Growing up we didn’t have a lot of money. So my family was always looking for a way to stretch a buck. One way we did that was by growing a portion of our meats and vegetables. The times we did buy meats at the stores were normally the cheaper cuts, or when the store would have a sale. One of the things I remember my mom cooking is pig’s trotters. Or as we call them in North Florida, pig’s feet. I remember my younger brother and I thought they were gross. Being kids we’d always start laughing about stinky old feet until mom would get mad and tell us “it’s just bacon with extra fat”. Thinking back now she had us believing most of the pig was bacon. The cooking methods were always one of 2 ways. Either boiled in a pot of collard/mustard greens or rice; or pickled. (95% of the time they were boiled in our house.)
It wasn’t until years later when I was re-discovering parts of my past that I rediscovered the wonder that is pigs feet. Pig feet are low in fat and (the edible parts) are very high in protein, particularly Collagen in tendons and skin. This is very good for joints and skin health. Lets face it, as time marches across our backsides most of us could use all the help we can get!
The inspiration for this recipe came to me from a few of the YouTube Asian lifestyle/cooking channels like Xia jie from shanbei, Souped Up Recipes , 酒鬼小莉 Drunkard Lee and Maangchi (The Queen of Korean cooking!). Each of these channels give really great advise and great fun. (Mandy from Souped Up Recipes is great with comments too!)
The recipe might seem a little daunting to the western kitchen, but when you taste that succulent pork with the crisp fresh and/or pickled vegetables while the complex flavors dance across your taste buds it’ll all be worth it!

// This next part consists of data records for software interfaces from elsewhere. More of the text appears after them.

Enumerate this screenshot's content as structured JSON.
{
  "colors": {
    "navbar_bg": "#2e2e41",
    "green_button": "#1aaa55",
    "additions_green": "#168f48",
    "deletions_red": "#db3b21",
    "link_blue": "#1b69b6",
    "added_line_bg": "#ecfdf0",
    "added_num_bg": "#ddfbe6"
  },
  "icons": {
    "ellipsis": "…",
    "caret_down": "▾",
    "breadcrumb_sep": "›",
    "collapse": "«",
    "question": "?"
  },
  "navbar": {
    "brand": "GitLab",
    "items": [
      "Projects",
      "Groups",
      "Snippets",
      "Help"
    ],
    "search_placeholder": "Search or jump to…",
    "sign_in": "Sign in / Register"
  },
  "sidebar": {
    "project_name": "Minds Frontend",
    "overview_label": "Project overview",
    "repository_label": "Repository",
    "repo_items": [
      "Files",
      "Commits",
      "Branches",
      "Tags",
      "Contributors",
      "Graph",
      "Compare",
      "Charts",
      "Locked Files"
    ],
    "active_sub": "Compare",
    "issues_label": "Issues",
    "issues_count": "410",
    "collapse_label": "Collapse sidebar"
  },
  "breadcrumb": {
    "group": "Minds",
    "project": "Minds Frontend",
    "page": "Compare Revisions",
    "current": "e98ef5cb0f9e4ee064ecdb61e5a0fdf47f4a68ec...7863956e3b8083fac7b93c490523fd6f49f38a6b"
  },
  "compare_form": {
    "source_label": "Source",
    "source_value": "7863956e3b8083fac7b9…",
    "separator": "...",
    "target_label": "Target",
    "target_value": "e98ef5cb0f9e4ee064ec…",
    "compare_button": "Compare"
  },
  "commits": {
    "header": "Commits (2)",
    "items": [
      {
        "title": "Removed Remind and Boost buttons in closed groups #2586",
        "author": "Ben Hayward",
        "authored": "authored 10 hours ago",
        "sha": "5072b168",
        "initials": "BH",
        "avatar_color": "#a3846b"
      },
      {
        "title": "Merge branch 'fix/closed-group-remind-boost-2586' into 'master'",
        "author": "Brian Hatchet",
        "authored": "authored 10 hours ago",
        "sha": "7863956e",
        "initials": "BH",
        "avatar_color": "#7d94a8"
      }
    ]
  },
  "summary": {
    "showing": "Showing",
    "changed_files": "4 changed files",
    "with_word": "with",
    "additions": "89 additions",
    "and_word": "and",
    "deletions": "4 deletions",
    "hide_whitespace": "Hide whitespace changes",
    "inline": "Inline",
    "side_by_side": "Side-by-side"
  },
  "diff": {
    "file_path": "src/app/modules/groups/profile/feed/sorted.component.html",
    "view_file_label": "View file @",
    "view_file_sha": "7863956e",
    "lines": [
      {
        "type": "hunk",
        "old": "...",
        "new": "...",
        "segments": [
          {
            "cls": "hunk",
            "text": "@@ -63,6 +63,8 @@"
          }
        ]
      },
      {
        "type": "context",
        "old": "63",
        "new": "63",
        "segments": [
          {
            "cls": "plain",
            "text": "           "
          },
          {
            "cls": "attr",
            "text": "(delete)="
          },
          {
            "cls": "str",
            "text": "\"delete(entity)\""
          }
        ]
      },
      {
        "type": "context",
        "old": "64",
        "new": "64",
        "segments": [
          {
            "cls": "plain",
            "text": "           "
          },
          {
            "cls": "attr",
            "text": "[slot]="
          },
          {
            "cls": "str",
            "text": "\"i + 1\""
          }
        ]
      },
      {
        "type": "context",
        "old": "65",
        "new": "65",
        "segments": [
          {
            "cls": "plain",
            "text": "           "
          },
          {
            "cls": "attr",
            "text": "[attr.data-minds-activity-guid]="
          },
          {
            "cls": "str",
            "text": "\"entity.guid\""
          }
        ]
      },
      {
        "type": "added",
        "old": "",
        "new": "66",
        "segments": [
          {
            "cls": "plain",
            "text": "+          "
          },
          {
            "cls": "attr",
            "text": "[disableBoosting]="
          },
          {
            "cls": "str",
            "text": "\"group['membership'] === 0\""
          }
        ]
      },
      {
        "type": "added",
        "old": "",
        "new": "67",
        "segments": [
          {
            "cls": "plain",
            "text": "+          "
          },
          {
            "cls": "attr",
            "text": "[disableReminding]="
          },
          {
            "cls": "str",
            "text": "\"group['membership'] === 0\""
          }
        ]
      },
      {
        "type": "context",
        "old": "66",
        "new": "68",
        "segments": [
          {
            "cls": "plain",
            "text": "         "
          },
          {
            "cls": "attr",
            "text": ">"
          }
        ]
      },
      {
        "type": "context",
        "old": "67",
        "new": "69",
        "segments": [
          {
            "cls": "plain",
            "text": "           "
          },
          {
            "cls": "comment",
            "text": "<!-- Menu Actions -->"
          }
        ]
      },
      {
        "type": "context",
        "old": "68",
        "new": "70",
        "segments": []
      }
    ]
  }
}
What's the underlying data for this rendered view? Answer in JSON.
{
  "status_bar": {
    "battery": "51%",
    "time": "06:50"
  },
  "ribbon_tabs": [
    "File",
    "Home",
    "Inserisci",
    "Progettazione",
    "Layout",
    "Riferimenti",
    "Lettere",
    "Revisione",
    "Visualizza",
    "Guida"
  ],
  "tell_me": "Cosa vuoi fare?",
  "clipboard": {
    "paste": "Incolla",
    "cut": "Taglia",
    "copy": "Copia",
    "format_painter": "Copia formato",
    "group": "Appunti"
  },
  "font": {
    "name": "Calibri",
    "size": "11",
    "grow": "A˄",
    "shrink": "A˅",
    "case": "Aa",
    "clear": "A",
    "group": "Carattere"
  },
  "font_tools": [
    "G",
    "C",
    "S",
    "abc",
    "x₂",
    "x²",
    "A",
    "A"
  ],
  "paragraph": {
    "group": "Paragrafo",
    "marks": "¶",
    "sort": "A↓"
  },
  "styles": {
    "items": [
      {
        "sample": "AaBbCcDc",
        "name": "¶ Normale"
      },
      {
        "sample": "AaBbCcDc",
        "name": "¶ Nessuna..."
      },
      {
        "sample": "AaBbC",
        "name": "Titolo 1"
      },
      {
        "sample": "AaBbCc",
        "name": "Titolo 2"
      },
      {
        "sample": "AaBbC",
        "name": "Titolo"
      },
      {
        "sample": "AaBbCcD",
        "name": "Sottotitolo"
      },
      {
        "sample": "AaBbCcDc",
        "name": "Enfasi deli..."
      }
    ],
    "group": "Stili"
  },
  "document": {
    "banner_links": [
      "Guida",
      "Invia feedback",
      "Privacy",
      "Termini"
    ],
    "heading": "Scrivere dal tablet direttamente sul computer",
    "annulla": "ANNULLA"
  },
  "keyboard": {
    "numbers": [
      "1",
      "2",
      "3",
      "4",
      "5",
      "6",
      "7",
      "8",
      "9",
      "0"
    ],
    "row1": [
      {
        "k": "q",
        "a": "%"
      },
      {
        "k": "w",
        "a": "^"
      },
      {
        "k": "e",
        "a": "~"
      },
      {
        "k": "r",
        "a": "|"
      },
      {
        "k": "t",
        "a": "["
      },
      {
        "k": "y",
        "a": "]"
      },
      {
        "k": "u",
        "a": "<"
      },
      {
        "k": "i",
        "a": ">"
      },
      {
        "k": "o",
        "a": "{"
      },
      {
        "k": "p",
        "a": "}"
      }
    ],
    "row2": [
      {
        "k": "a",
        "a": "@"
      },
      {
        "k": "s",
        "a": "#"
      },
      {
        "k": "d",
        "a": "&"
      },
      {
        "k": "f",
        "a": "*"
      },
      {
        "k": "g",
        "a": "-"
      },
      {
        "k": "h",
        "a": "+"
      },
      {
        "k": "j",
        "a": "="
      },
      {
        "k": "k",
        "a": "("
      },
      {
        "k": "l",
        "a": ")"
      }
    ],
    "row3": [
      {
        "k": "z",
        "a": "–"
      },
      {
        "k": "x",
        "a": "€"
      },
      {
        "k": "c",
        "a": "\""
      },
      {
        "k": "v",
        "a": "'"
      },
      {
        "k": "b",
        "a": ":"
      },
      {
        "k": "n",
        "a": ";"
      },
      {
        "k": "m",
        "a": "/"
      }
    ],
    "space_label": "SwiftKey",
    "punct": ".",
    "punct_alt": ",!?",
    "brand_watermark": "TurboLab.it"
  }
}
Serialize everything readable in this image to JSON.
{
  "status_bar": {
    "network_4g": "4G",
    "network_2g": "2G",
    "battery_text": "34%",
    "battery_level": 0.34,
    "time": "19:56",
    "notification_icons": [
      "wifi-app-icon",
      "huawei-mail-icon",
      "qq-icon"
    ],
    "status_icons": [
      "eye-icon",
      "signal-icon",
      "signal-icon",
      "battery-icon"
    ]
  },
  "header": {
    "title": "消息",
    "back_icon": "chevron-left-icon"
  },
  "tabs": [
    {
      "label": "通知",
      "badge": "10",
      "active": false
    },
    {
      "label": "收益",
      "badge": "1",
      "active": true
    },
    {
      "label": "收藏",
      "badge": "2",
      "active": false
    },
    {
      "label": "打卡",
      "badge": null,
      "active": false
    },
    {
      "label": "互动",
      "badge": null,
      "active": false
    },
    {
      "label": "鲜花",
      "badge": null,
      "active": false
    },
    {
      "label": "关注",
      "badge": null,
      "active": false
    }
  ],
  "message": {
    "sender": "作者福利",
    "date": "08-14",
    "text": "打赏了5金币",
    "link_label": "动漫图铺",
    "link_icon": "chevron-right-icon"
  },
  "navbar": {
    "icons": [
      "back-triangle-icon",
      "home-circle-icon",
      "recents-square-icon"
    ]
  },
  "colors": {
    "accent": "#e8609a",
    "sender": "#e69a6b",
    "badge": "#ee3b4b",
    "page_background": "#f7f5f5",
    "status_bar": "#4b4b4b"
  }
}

2 Medium Size Pork Trotters, Cleaned And Sliced, or Whole 5 Green Onions, Cleaned And Cut Into 2 Inch Sticks (Both Green And White Parts) 3 Inches of Fresh Ginger, Sliced And Unpeeled 1/2 Cup Chinese Cooking Wine 1/2 Cup Light Soy Sauce 1/4 Cup Dark Soy Sauce 5 Large Garlic Cloves, Cleaned And Cut Into 4th 1/4 Cup Chili Bean Sauce (Toban Djan) 3 Large Star Anise 1/2 Inch Cinnamon Stick 3 Black Cardamom Pods, Cracked 1 Teaspoon Cumin Seeds, Roasted 1 Teaspoon Sichuan Peppercorns, Roasted 1 Teaspoon White Peppercorns, Roasted 2 Tablespoons Brown Sugar 3 Tablespoons Cooking Oil (Do Not Use Olive Oil)
- In a large stockpot place your pork trotters, 1/2 of the green onion and 1/2 of the sliced ginger.
- Cover with water until about 1 inch above your ingredients.
- Boil on medium high for 20 to remove impurities and any bits of bone fragment. As the water heats you'll notice some scum collecting on the top. Skim off the scum along with any extra oil and discard.
- After 20 minutes, place a large colander in your sink and turn the cold water on high to help reduce burns.
- Pour the entire content of your stock pot into your colander, rinse until room temperature and all scum is removed.
- Rinse the inside of your stock pot to remove any scum that maybe left and place it back on your stove top.
- Mix the brown sugar/oil together, pour into your stock pot and turn on medium high.
- Stir the oil/sugar mix every couple of minutes to insure the sugar does not burn before the caramel is made.
- Once your caramel is made add your pigs trotters, remaining vegetables and spices. Then cover with enough water until 1 inch above your pork trotters.
- Cook on medium high until the skin is gelatinous and easily pierced with a fork.
- Remove the pot from the burner and turn off the stove.
- Remove the pork trotters from the liquid and place them on a sheet pan to cool enough to touch.
- Using your impeccably clean fingers remove any bones and discard.
- Slice your pork trotters into bite size pieces and enjoy!
This recipe was written for the stove top, but you could easily use a slow cooker on high for about 4 hours. You could also use a multi-cooker on high for about 25 minutes. (These times are estimates only.)